7 new jobs in the last 24 hours
5 new jobs in the last 7 days
0 total live jobs
Search jobs
Enter keyword(s):Search tips
Select job sector:
Enter Town/Country/Postcode
Enter salary range (£)
Advanced search
Featured jobs

Redundancy Appeal

Career Advice and Help
If you are made redundant you may be entitled to a redundancy payment, to find out more read below.
If you have been made redundant then you have the right to a redundancy payment. If you have worked continuously for your employer for at least two years. Statutory redundancy pay isn't taxable. You may also be entitled to redundancy pay when a fixed-term contract of two years or more expires and is not renewed because of redundancies.
A redundancy payment isn't due to you if work picks up and your employer offers to keep you employed. Also it will not be available if your employer offers you suitable alternative work which you refuse without good reason. If you leave your job for a new one before the end of your notice period your payment could be affected.
Redundancy pay can be claimed from your employer if you have been temporarily laid off for more than four weeks in a row (or six weeks in a 13 week period).
As well as a redundancy payment, your employer should give you proper notice of termination of employment (or pay in lieu of notice). Details of the notice period will be in your contract which you should have received and signed before accepting the job.
There may be an arrangement in your contract for how redundancy pay will be calculated and paid to you. If this gives you less than the statutory pay, the statutory amount applies. The first £30,000 of any termination payment is tax-free. More information on whether elements of the payment such as pay in lieu of notice (PILON) is taxable is available from HM Revenue and Customs.
The interactive calculator can tell you how much statutory redundancy pay you might be entitled to.

The total amount you should be paid for redundancy will be based on:
  • How long you’ve been continuously employed
  • Your age
  • Your weekly pay, up to a legal limit (current maximum £330)

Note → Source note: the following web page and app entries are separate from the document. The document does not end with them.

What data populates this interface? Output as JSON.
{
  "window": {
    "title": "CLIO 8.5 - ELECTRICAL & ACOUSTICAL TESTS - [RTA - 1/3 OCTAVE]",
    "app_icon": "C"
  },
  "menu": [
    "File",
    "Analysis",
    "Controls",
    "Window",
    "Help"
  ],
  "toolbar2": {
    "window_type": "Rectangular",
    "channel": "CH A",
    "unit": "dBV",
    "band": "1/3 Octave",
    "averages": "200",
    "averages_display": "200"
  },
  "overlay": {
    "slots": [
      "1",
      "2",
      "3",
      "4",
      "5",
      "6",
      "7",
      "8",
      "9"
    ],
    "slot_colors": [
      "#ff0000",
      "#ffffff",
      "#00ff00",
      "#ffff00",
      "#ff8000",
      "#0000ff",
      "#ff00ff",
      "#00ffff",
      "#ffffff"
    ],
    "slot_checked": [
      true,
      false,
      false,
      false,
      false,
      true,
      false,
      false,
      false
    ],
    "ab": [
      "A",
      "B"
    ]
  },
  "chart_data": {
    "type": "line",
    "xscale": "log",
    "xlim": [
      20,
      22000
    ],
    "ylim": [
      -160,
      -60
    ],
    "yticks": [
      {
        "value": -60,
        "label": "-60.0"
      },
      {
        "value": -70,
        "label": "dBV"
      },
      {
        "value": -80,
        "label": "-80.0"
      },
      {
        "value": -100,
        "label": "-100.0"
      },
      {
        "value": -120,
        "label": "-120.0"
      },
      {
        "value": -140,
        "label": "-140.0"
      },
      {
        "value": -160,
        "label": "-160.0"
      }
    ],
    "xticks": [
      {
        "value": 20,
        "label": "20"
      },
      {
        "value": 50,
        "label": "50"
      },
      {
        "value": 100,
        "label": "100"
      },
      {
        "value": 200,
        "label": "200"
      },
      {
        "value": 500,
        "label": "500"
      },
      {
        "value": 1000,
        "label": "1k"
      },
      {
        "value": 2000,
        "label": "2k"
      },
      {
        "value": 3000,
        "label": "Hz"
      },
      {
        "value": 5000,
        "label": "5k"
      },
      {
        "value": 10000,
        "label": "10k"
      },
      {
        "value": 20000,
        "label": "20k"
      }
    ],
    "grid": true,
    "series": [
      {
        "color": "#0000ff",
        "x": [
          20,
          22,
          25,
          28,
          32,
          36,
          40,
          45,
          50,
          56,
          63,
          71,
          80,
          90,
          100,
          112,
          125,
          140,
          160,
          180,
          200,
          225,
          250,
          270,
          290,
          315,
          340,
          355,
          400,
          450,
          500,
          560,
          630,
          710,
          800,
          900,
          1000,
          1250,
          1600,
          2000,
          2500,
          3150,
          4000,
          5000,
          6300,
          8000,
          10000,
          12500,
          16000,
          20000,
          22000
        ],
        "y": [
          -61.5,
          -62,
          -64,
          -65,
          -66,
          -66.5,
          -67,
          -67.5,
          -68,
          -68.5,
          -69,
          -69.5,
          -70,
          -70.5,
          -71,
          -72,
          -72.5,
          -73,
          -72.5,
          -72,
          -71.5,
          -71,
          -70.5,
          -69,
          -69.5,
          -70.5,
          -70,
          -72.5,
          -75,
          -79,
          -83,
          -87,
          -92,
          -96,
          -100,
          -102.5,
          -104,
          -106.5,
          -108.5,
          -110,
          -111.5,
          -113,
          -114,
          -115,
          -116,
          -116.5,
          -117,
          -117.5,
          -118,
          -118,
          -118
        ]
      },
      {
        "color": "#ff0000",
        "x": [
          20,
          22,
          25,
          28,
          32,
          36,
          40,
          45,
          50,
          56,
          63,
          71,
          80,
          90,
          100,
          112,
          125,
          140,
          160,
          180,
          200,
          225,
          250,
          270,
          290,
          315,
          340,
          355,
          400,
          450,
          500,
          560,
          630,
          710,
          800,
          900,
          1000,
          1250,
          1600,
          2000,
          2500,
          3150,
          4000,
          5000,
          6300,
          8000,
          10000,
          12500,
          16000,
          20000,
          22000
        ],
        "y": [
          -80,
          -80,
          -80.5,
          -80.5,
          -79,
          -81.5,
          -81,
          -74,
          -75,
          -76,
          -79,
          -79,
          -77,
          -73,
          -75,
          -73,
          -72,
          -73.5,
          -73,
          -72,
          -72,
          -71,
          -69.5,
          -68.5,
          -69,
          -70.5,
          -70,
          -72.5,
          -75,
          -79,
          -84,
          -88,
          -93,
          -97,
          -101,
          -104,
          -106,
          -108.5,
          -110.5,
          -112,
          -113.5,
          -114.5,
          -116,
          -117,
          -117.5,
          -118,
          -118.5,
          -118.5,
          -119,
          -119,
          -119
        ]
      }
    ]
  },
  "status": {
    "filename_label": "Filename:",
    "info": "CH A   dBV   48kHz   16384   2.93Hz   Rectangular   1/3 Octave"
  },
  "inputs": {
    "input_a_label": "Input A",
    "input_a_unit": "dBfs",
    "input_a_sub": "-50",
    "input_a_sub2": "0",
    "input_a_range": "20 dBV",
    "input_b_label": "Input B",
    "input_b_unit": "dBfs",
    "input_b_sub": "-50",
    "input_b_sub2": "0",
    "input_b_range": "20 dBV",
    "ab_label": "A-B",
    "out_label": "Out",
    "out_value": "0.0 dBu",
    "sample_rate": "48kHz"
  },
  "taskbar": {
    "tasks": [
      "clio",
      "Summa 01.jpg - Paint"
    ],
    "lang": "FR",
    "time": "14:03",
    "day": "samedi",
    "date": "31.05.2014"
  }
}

You’ll get:*
  • Half a week’s pay for each complete year of continuous service below the age of 22
  • A full week’s pay for each complete year of continuous service between the ages of 22 and 40
  • A week and a half’s pay for each complete year of continuous service above the age of 41

If you were made redundant before 1 October 2006:
  • Service under the age of 18 is not counted
  • Your redundancy payment is reduced by one-twelfth for each complete month you were over the age of 64
  • You do not get any redundancy payment if you were over 65
*these figures where taken from the HM Revenue & Customs website December 2008
If you've been made redundant, your employer will normally pay you either on the last day of your notice period or shortly afterwards, or on your next pay day.

However if you haven't been paid or if the amount you have been paid is too low you should try to sort the problem out directly with your employer. Firstly write to your employer explaining the problem and asking them for a full payment. Your employer is obliged to give you a written statement showing how any payment has been calculated.

If this doesn't work, you can apply to an Employment Tribunal. Always make a claim within six months; otherwise you might lose the right to a payment.
If your employer can not pay because they're insolvent, you might be able to get the money from the Government.
 The Insolvency Service website. For queries about redundancy in Northern Ireland  The Advisory, Conciliation and Arbitration Service (Acas)  The Labour Relations Agency (LRA) offers Your local Citizens Advice Bureau (CAB)  Solicitor or Advice Agency on contract conditions.